[[ EXTRACTED RECORDS, beginning ]]
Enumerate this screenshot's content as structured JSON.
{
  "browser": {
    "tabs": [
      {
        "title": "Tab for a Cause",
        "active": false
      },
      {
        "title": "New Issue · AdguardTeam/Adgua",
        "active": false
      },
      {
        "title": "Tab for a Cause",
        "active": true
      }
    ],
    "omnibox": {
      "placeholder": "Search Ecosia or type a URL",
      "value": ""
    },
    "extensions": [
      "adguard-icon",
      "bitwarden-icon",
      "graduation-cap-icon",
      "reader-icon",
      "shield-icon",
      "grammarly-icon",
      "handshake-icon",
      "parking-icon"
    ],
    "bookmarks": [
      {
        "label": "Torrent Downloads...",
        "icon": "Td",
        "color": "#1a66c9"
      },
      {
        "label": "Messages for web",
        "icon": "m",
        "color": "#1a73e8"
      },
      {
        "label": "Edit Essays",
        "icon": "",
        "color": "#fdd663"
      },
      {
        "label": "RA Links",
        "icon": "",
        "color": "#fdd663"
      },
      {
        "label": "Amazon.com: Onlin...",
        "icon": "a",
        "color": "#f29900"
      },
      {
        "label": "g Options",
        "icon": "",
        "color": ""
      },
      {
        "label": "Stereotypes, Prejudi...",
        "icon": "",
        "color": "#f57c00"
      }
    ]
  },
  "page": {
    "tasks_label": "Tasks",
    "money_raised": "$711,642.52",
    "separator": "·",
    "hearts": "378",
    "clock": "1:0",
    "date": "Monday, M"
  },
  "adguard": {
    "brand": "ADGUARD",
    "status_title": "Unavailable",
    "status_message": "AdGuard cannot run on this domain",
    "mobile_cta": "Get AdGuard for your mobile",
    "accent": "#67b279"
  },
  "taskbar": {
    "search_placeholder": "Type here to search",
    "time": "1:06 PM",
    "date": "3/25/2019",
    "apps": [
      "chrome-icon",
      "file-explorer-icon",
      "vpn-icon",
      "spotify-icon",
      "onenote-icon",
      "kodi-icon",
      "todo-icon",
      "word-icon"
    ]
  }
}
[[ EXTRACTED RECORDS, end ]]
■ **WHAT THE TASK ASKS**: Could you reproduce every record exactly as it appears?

■ **SOLUTION TO THE EXERCISE**:
Enumerate this screenshot's content as structured JSON.
{
  "browser": {
    "tabs": [
      {
        "title": "Tab for a Cause",
        "active": false
      },
      {
        "title": "New Issue · AdguardTeam/Adgua",
        "active": false
      },
      {
        "title": "Tab for a Cause",
        "active": true
      }
    ],
    "omnibox": {
      "placeholder": "Search Ecosia or type a URL",
      "value": ""
    },
    "extensions": [
      "adguard-icon",
      "bitwarden-icon",
      "graduation-cap-icon",
      "reader-icon",
      "shield-icon",
      "grammarly-icon",
      "handshake-icon",
      "parking-icon"
    ],
    "bookmarks": [
      {
        "label": "Torrent Downloads...",
        "icon": "Td",
        "color": "#1a66c9"
      },
      {
        "label": "Messages for web",
        "icon": "m",
        "color": "#1a73e8"
      },
      {
        "label": "Edit Essays",
        "icon": "",
        "color": "#fdd663"
      },
      {
        "label": "RA Links",
        "icon": "",
        "color": "#fdd663"
      },
      {
        "label": "Amazon.com: Onlin...",
        "icon": "a",
        "color": "#f29900"
      },
      {
        "label": "g Options",
        "icon": "",
        "color": ""
      },
      {
        "label": "Stereotypes, Prejudi...",
        "icon": "",
        "color": "#f57c00"
      }
    ]
  },
  "page": {
    "tasks_label": "Tasks",
    "money_raised": "$711,642.52",
    "separator": "·",
    "hearts": "378",
    "clock": "1:0",
    "date": "Monday, M"
  },
  "adguard": {
    "brand": "ADGUARD",
    "status_title": "Unavailable",
    "status_message": "AdGuard cannot run on this domain",
    "mobile_cta": "Get AdGuard for your mobile",
    "accent": "#67b279"
  },
  "taskbar": {
    "search_placeholder": "Type here to search",
    "time": "1:06 PM",
    "date": "3/25/2019",
    "apps": [
      "chrome-icon",
      "file-explorer-icon",
      "vpn-icon",
      "spotify-icon",
      "onenote-icon",
      "kodi-icon",
      "todo-icon",
      "word-icon"
    ]
  }
}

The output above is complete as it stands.